Carpe Diem, “Seize the Day,” says the U.S. Ambassador to Liberia
The U.S. Sanctions on crucial players in President George Weah of Liberia’s administration and the motivation by U.S. Ambassador McCarthy for Liberians to “Seize the Day” is an open call by the Americans. The Americans are encouraging Liberians to rid their country of the “kleptocracy,” as U.S. Rep Chris Smith of New Jersey termed the regime.
With clear statements of their corrupt acts, the Global Magnitsky sanction against Liberia’s Minister of State, Nathaniel McGill, Liberia’s Chief Prosecutor Sayma Syrenius Cephus, and Bill Tweahway, the Managing Director of the port, wounds Weah’s administration at the knees. Weah must show courage by removing McGill, Cephus, and Tweahway immediately – anything other than a bold dismissal places his administration at future economic and political risks.
On June 3, 2021, under President Joseph Biden, the U.S. stated, “Corruption threatens United States national security, economic equity, global anti-poverty and development efforts, and democracy itself.

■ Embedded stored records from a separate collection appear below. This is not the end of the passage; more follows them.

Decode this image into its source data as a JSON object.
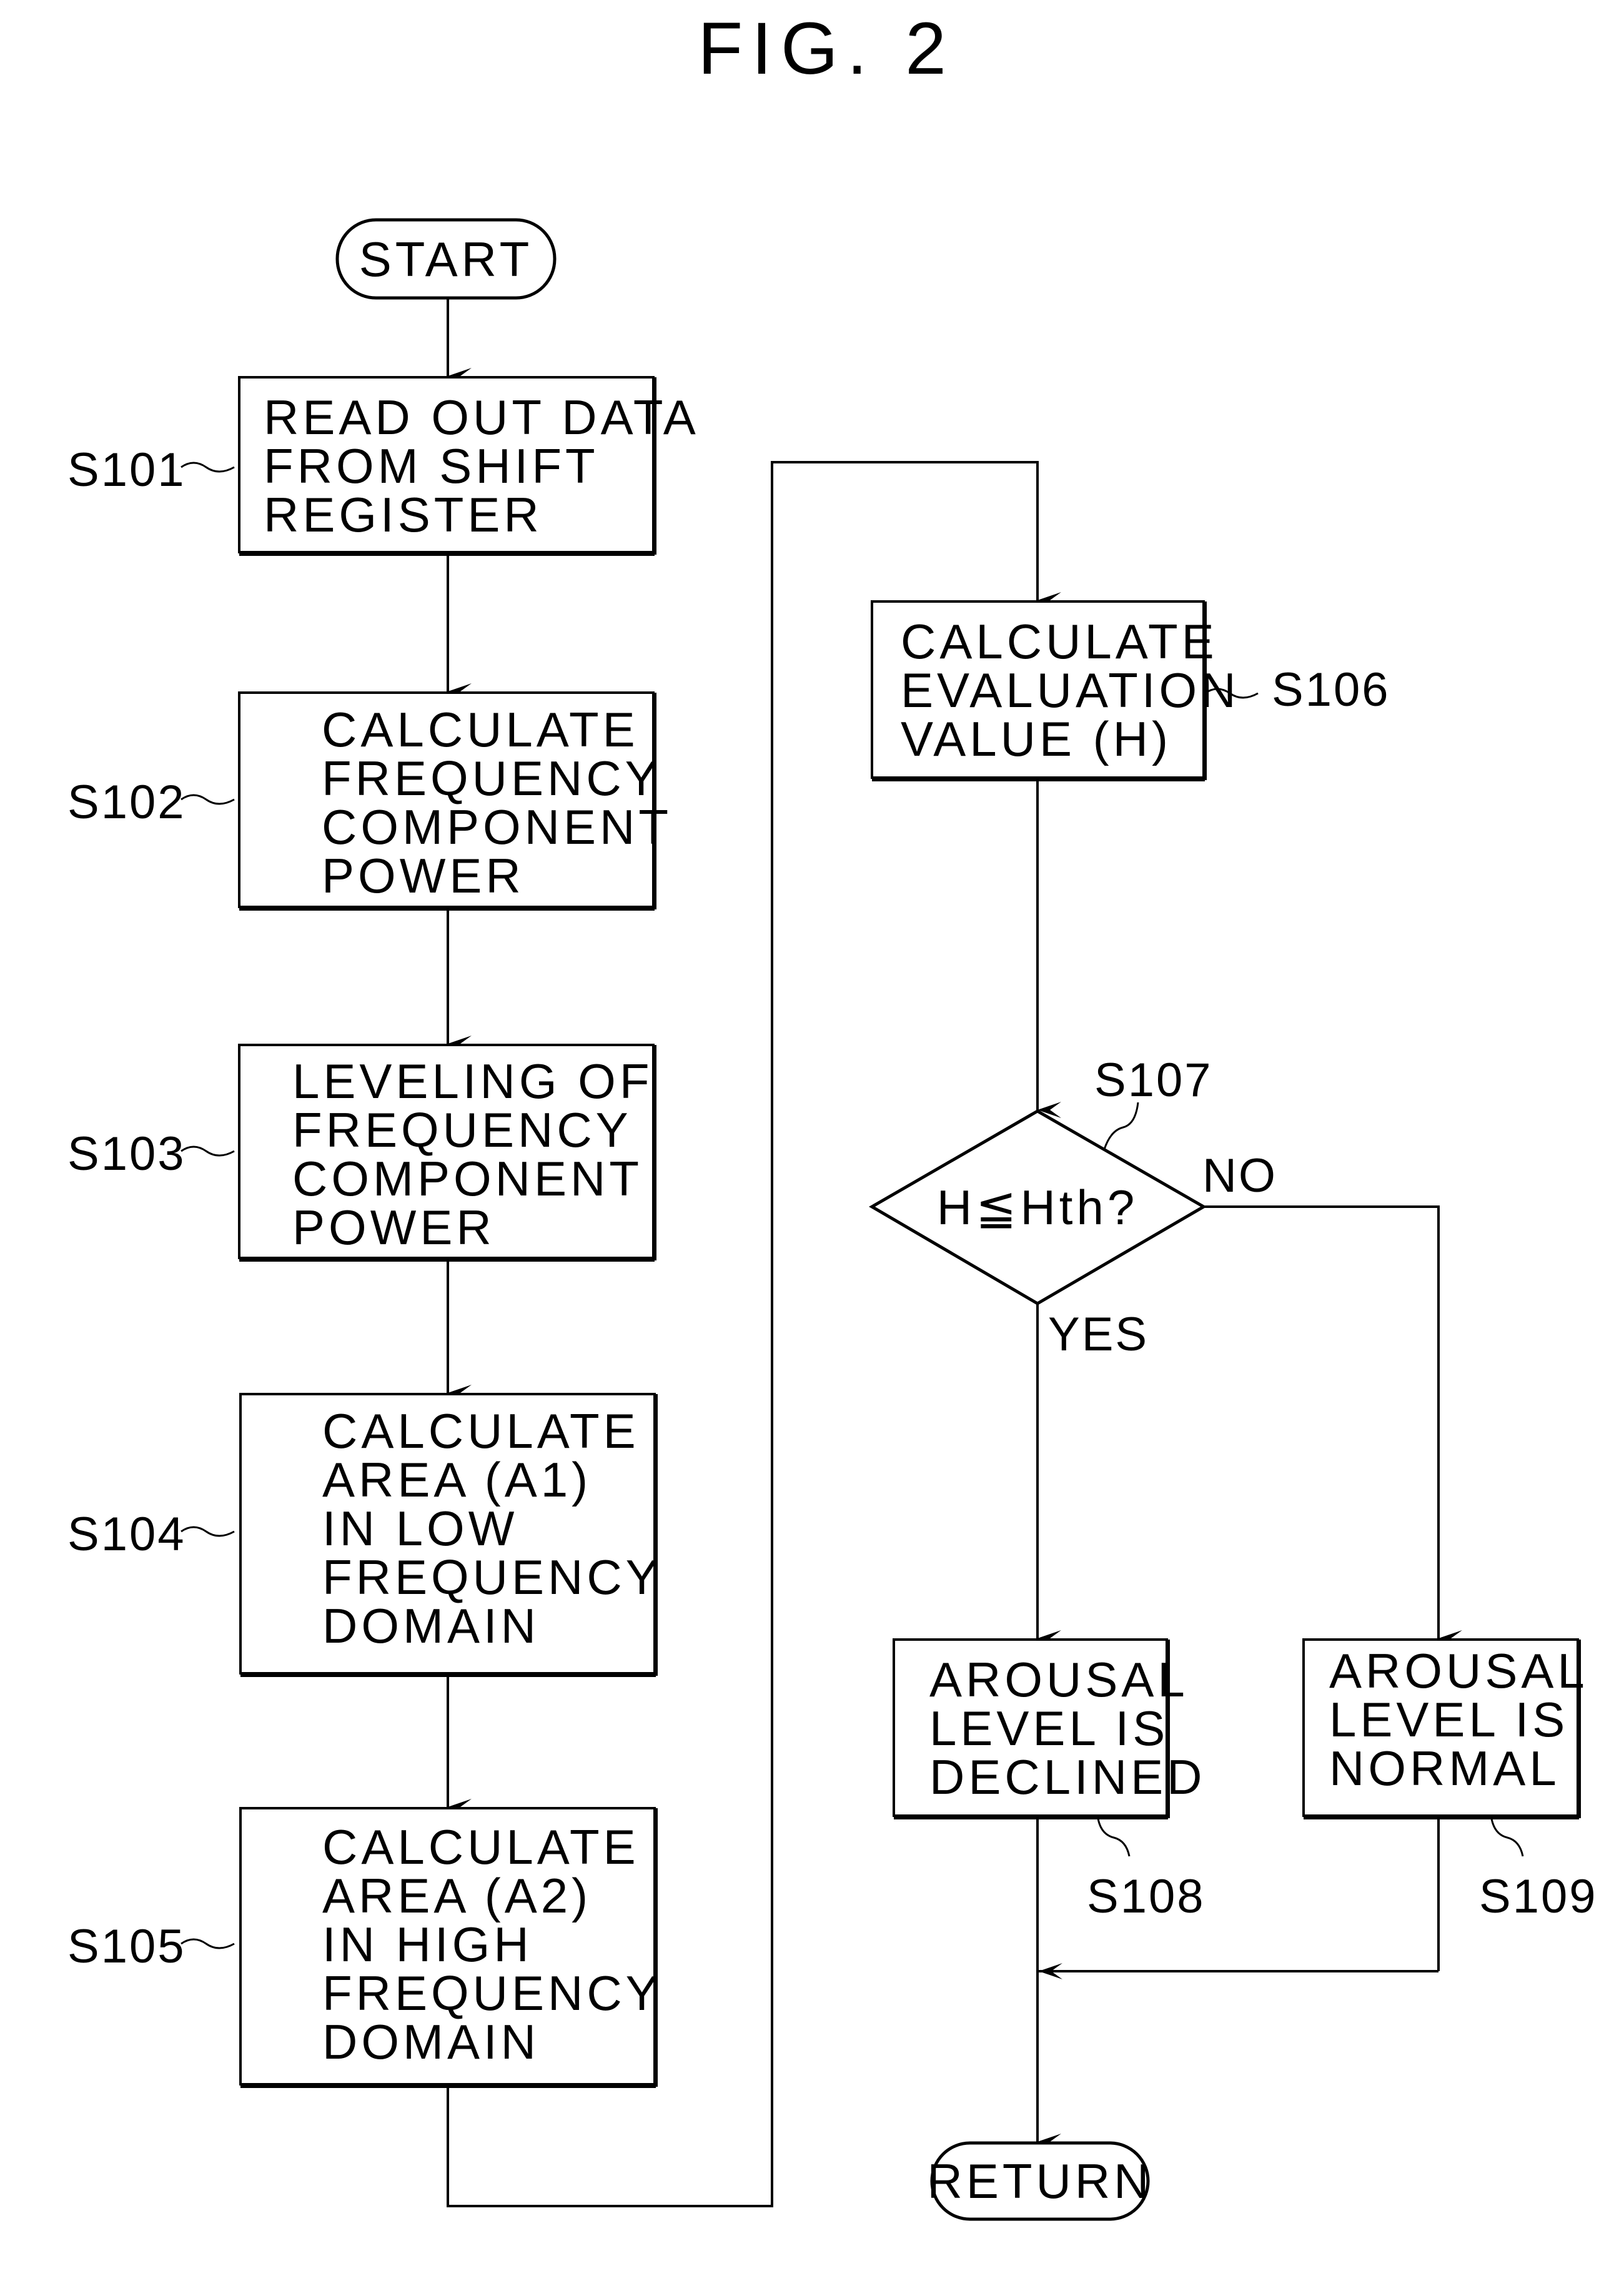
{
  "figure": {
    "title": "FIG. 2"
  },
  "terminals": {
    "start": "START",
    "return": "RETURN"
  },
  "steps": [
    {
      "id": "S101",
      "lines": [
        "READ OUT DATA",
        "FROM SHIFT",
        "REGISTER"
      ]
    },
    {
      "id": "S102",
      "lines": [
        "CALCULATE",
        "FREQUENCY",
        "COMPONENT",
        "POWER"
      ]
    },
    {
      "id": "S103",
      "lines": [
        "LEVELING OF",
        "FREQUENCY",
        "COMPONENT",
        "POWER"
      ]
    },
    {
      "id": "S104",
      "lines": [
        "CALCULATE",
        "AREA (A1)",
        "IN LOW",
        "FREQUENCY",
        "DOMAIN"
      ]
    },
    {
      "id": "S105",
      "lines": [
        "CALCULATE",
        "AREA (A2)",
        "IN HIGH",
        "FREQUENCY",
        "DOMAIN"
      ]
    },
    {
      "id": "S106",
      "lines": [
        "CALCULATE",
        "EVALUATION",
        "VALUE (H)"
      ]
    },
    {
      "id": "S108",
      "lines": [
        "AROUSAL",
        "LEVEL IS",
        "DECLINED"
      ]
    },
    {
      "id": "S109",
      "lines": [
        "AROUSAL",
        "LEVEL IS",
        "NORMAL"
      ]
    }
  ],
  "decision": {
    "id": "S107",
    "condition": "H≦Hth?",
    "yes_label": "YES",
    "no_label": "NO"
  }
}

But by effectively preventing and countering Corruption and demonstrating the advantages of transparent and accountable governance, we can secure a critical advantage for the United States and other democracies. In other words, members of Weah’s administration are threatening U.S. national security interests.”

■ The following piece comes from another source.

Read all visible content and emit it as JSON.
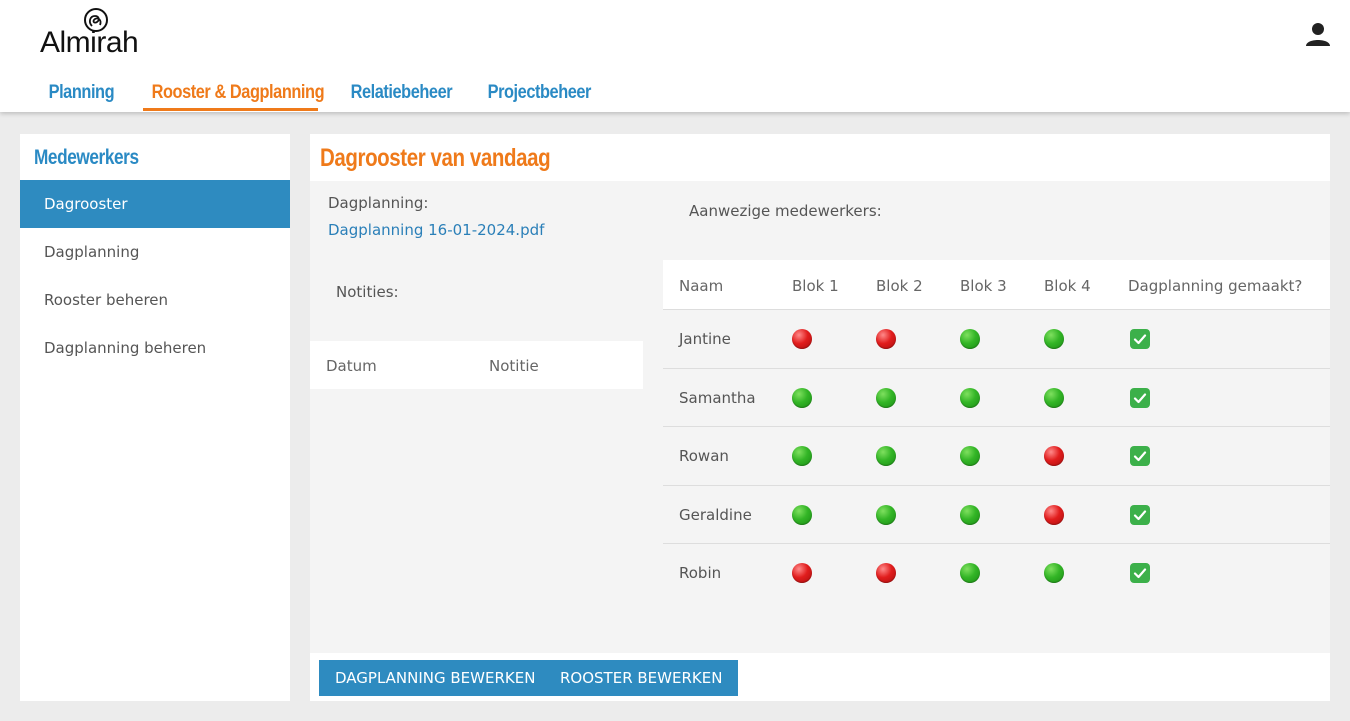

Could Weah be Next?
Yes. There is a high probability that President George Weah of Liberia will be sanctioned for running a kleptocratic regime. Moreover, he stands a chance of being cited as running a pariah nation riddled with corrupt individuals.
Has the U.S. sanctioned sitting presidents? Unfortunately, yes. President Donald Trump sanctioned two sitting leaders, Venezuelan President Nicolas Maduro and Iran’s Supreme leader, Ali Khamenei.
Former President Barack Obama sanctioned Syrian President Bashar al-Assad, North Korean dictator Kim Jong Un, and dictator Moammar Gadhafi.
As President, George W. Bush sanctioned Myanmar’s leader Than Shwe, Belarusian President Alexander Lukashenko, and Zimbabwean President Robert Mugabe.
Seize the Moment – Is it time for Weah to Go?
Remember, United States sanctions are primarily economic. Still, on a few occasions, they have been used as political and military penalties to change behavior, discourage the use of weapons of mass destruction, stop drug trafficking, and replace governments.
When the U.S. sanctioned Prince Yormie Johnson, the report stated, “As a Senator, Johnson has been involved in pay-for-play funding with government ministries and organizations for personal enrichment. As part of the scheme, upon receiving funding from the Government of Liberia, the involved government ministries and organizations launder a portion of the funding for return to the involved participants. The pay-for-play funding scheme involves millions of U.S. dollars. Johnson has also offered the sale of votes in multiple Liberian elections in exchange for money.”
The significant impact of U.S. sanctions against Liberia will narrow down to a reduction in foreign assistance, a reduction in foreign direct investments, revocation of most favored nation status – including removal from the AGOA (African Growth and Opportunity Act) program, and not being selected to participate on the Millennium Challenge Corporation program.
Banks in Liberia that work with anyone on the U.S. sanctions list are at greater risk of financial loss due to the secondary penalties of U.S. sanctions. In addition, United States citizens and residents who violate these sanctions by dealing with these individuals may face civil or criminal penalties. If the U.S. Treasury department suspects a person or entity of violating these sanctions, it will open enforcement proceedings. The U.S. Department of Justice handles criminal violations of sanctions.
The next moves by President Weah will determine whether his administration survives. But, at the moment, the U.S. wants him out!